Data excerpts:

• • • • • • •

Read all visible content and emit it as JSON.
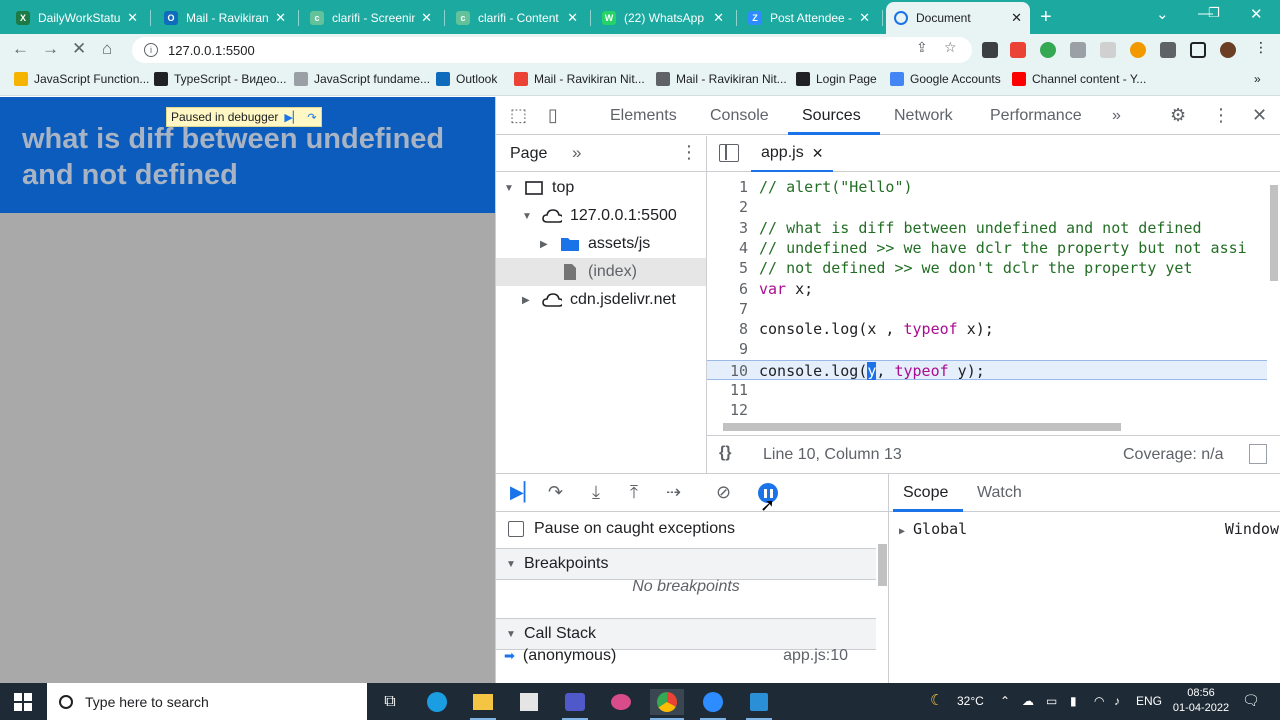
{
  "browser": {
    "tabs": [
      {
        "title": "DailyWorkStatus",
        "icon_color": "#1d7a44",
        "icon_letter": "X"
      },
      {
        "title": "Mail - Ravikiran",
        "icon_color": "#0f6cbd",
        "icon_letter": "O"
      },
      {
        "title": "clarifi - Screenin",
        "icon_color": "#63c29a",
        "icon_letter": "c"
      },
      {
        "title": "clarifi - Content",
        "icon_color": "#63c29a",
        "icon_letter": "c"
      },
      {
        "title": "(22) WhatsApp",
        "icon_color": "#25d366",
        "icon_letter": "W"
      },
      {
        "title": "Post Attendee -",
        "icon_color": "#2d8cff",
        "icon_letter": "Z"
      },
      {
        "title": "Document",
        "icon_color": "#1a73e8",
        "icon_letter": ""
      }
    ],
    "new_tab_label": "+",
    "url": "127.0.0.1:5500",
    "bookmarks": [
      {
        "label": "JavaScript Function...",
        "color": "#f4b400"
      },
      {
        "label": "TypeScript - Видео...",
        "color": "#202124"
      },
      {
        "label": "JavaScript fundame...",
        "color": "#9aa0a6"
      },
      {
        "label": "Outlook",
        "color": "#0f6cbd"
      },
      {
        "label": "Mail - Ravikiran Nit...",
        "color": "#ea4335"
      },
      {
        "label": "Mail - Ravikiran Nit...",
        "color": "#5f6368"
      },
      {
        "label": "Login Page",
        "color": "#202124"
      },
      {
        "label": "Google Accounts",
        "color": "#4285f4"
      },
      {
        "label": "Channel content - Y...",
        "color": "#ff0000"
      }
    ],
    "bookmarks_more": "»"
  },
  "page": {
    "heading": "what is diff between undefined and not defined",
    "paused_badge": "Paused in debugger"
  },
  "devtools": {
    "tabs": [
      "Elements",
      "Console",
      "Sources",
      "Network",
      "Performance"
    ],
    "active_tab": "Sources",
    "more_tabs": "»",
    "navigator": {
      "tab": "Page",
      "more": "»",
      "tree": [
        {
          "label": "top",
          "level": 0,
          "expanded": true,
          "icon": "frame-icon"
        },
        {
          "label": "127.0.0.1:5500",
          "level": 1,
          "expanded": true,
          "icon": "cloud-icon"
        },
        {
          "label": "assets/js",
          "level": 2,
          "expanded": false,
          "icon": "folder-icon"
        },
        {
          "label": "(index)",
          "level": 2,
          "expanded": null,
          "icon": "file-icon",
          "selected": true
        },
        {
          "label": "cdn.jsdelivr.net",
          "level": 1,
          "expanded": false,
          "icon": "cloud-icon"
        }
      ]
    },
    "editor": {
      "file_tab": "app.js",
      "lines": [
        {
          "n": "1",
          "parts": [
            {
              "c": "cm",
              "t": "// alert(\"Hello\")"
            }
          ]
        },
        {
          "n": "2",
          "parts": []
        },
        {
          "n": "3",
          "parts": [
            {
              "c": "cm",
              "t": "// what is diff between undefined and not defined"
            }
          ]
        },
        {
          "n": "4",
          "parts": [
            {
              "c": "cm",
              "t": "// undefined >> we have dclr the property but not assi"
            }
          ]
        },
        {
          "n": "5",
          "parts": [
            {
              "c": "cm",
              "t": "// not defined >> we don't dclr the property yet"
            }
          ]
        },
        {
          "n": "6",
          "parts": [
            {
              "c": "kw",
              "t": "var"
            },
            {
              "c": "tx",
              "t": " x;"
            }
          ]
        },
        {
          "n": "7",
          "parts": []
        },
        {
          "n": "8",
          "parts": [
            {
              "c": "tx",
              "t": "console.log(x , "
            },
            {
              "c": "kw",
              "t": "typeof"
            },
            {
              "c": "tx",
              "t": " x);"
            }
          ]
        },
        {
          "n": "9",
          "parts": []
        },
        {
          "n": "10",
          "highlight": true,
          "parts": [
            {
              "c": "tx",
              "t": "console.log("
            },
            {
              "c": "cursor-sel",
              "t": "y"
            },
            {
              "c": "tx",
              "t": ", "
            },
            {
              "c": "kw",
              "t": "typeof"
            },
            {
              "c": "tx",
              "t": " y);"
            }
          ]
        },
        {
          "n": "11",
          "parts": []
        },
        {
          "n": "12",
          "parts": []
        }
      ],
      "status_position": "Line 10, Column 13",
      "coverage": "Coverage: n/a",
      "braces": "{}"
    },
    "debugger": {
      "pause_on_caught": "Pause on caught exceptions",
      "breakpoints_title": "Breakpoints",
      "no_breakpoints": "No breakpoints",
      "call_stack_title": "Call Stack",
      "call_stack": [
        {
          "fn": "(anonymous)",
          "loc": "app.js:10"
        }
      ],
      "scope_tabs": [
        "Scope",
        "Watch"
      ],
      "global_label": "Global",
      "global_value": "Window"
    }
  },
  "taskbar": {
    "search_placeholder": "Type here to search",
    "weather": "32°C",
    "lang": "ENG",
    "time": "08:56",
    "date": "01-04-2022"
  }
}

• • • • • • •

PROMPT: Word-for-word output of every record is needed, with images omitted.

SOLUTION FOR THIS PROBLEM:
Read all visible content and emit it as JSON.
{
  "browser": {
    "tabs": [
      {
        "title": "DailyWorkStatus",
        "icon_color": "#1d7a44",
        "icon_letter": "X"
      },
      {
        "title": "Mail - Ravikiran",
        "icon_color": "#0f6cbd",
        "icon_letter": "O"
      },
      {
        "title": "clarifi - Screenin",
        "icon_color": "#63c29a",
        "icon_letter": "c"
      },
      {
        "title": "clarifi - Content",
        "icon_color": "#63c29a",
        "icon_letter": "c"
      },
      {
        "title": "(22) WhatsApp",
        "icon_color": "#25d366",
        "icon_letter": "W"
      },
      {
        "title": "Post Attendee -",
        "icon_color": "#2d8cff",
        "icon_letter": "Z"
      },
      {
        "title": "Document",
        "icon_color": "#1a73e8",
        "icon_letter": ""
      }
    ],
    "new_tab_label": "+",
    "url": "127.0.0.1:5500",
    "bookmarks": [
      {
        "label": "JavaScript Function...",
        "color": "#f4b400"
      },
      {
        "label": "TypeScript - Видео...",
        "color": "#202124"
      },
      {
        "label": "JavaScript fundame...",
        "color": "#9aa0a6"
      },
      {
        "label": "Outlook",
        "color": "#0f6cbd"
      },
      {
        "label": "Mail - Ravikiran Nit...",
        "color": "#ea4335"
      },
      {
        "label": "Mail - Ravikiran Nit...",
        "color": "#5f6368"
      },
      {
        "label": "Login Page",
        "color": "#202124"
      },
      {
        "label": "Google Accounts",
        "color": "#4285f4"
      },
      {
        "label": "Channel content - Y...",
        "color": "#ff0000"
      }
    ],
    "bookmarks_more": "»"
  },
  "page": {
    "heading": "what is diff between undefined and not defined",
    "paused_badge": "Paused in debugger"
  },
  "devtools": {
    "tabs": [
      "Elements",
      "Console",
      "Sources",
      "Network",
      "Performance"
    ],
    "active_tab": "Sources",
    "more_tabs": "»",
    "navigator": {
      "tab": "Page",
      "more": "»",
      "tree": [
        {
          "label": "top",
          "level": 0,
          "expanded": true,
          "icon": "frame-icon"
        },
        {
          "label": "127.0.0.1:5500",
          "level": 1,
          "expanded": true,
          "icon": "cloud-icon"
        },
        {
          "label": "assets/js",
          "level": 2,
          "expanded": false,
          "icon": "folder-icon"
        },
        {
          "label": "(index)",
          "level": 2,
          "expanded": null,
          "icon": "file-icon",
          "selected": true
        },
        {
          "label": "cdn.jsdelivr.net",
          "level": 1,
          "expanded": false,
          "icon": "cloud-icon"
        }
      ]
    },
    "editor": {
      "file_tab": "app.js",
      "lines": [
        {
          "n": "1",
          "parts": [
            {
              "c": "cm",
              "t": "// alert(\"Hello\")"
            }
          ]
        },
        {
          "n": "2",
          "parts": []
        },
        {
          "n": "3",
          "parts": [
            {
              "c": "cm",
              "t": "// what is diff between undefined and not defined"
            }
          ]
        },
        {
          "n": "4",
          "parts": [
            {
              "c": "cm",
              "t": "// undefined >> we have dclr the property but not assi"
            }
          ]
        },
        {
          "n": "5",
          "parts": [
            {
              "c": "cm",
              "t": "// not defined >> we don't dclr the property yet"
            }
          ]
        },
        {
          "n": "6",
          "parts": [
            {
              "c": "kw",
              "t": "var"
            },
            {
              "c": "tx",
              "t": " x;"
            }
          ]
        },
        {
          "n": "7",
          "parts": []
        },
        {
          "n": "8",
          "parts": [
            {
              "c": "tx",
              "t": "console.log(x , "
            },
            {
              "c": "kw",
              "t": "typeof"
            },
            {
              "c": "tx",
              "t": " x);"
            }
          ]
        },
        {
          "n": "9",
          "parts": []
        },
        {
          "n": "10",
          "highlight": true,
          "parts": [
            {
              "c": "tx",
              "t": "console.log("
            },
            {
              "c": "cursor-sel",
              "t": "y"
            },
            {
              "c": "tx",
              "t": ", "
            },
            {
              "c": "kw",
              "t": "typeof"
            },
            {
              "c": "tx",
              "t": " y);"
            }
          ]
        },
        {
          "n": "11",
          "parts": []
        },
        {
          "n": "12",
          "parts": []
        }
      ],
      "status_position": "Line 10, Column 13",
      "coverage": "Coverage: n/a",
      "braces": "{}"
    },
    "debugger": {
      "pause_on_caught": "Pause on caught exceptions",
      "breakpoints_title": "Breakpoints",
      "no_breakpoints": "No breakpoints",
      "call_stack_title": "Call Stack",
      "call_stack": [
        {
          "fn": "(anonymous)",
          "loc": "app.js:10"
        }
      ],
      "scope_tabs": [
        "Scope",
        "Watch"
      ],
      "global_label": "Global",
      "global_value": "Window"
    }
  },
  "taskbar": {
    "search_placeholder": "Type here to search",
    "weather": "32°C",
    "lang": "ENG",
    "time": "08:56",
    "date": "01-04-2022"
  }
}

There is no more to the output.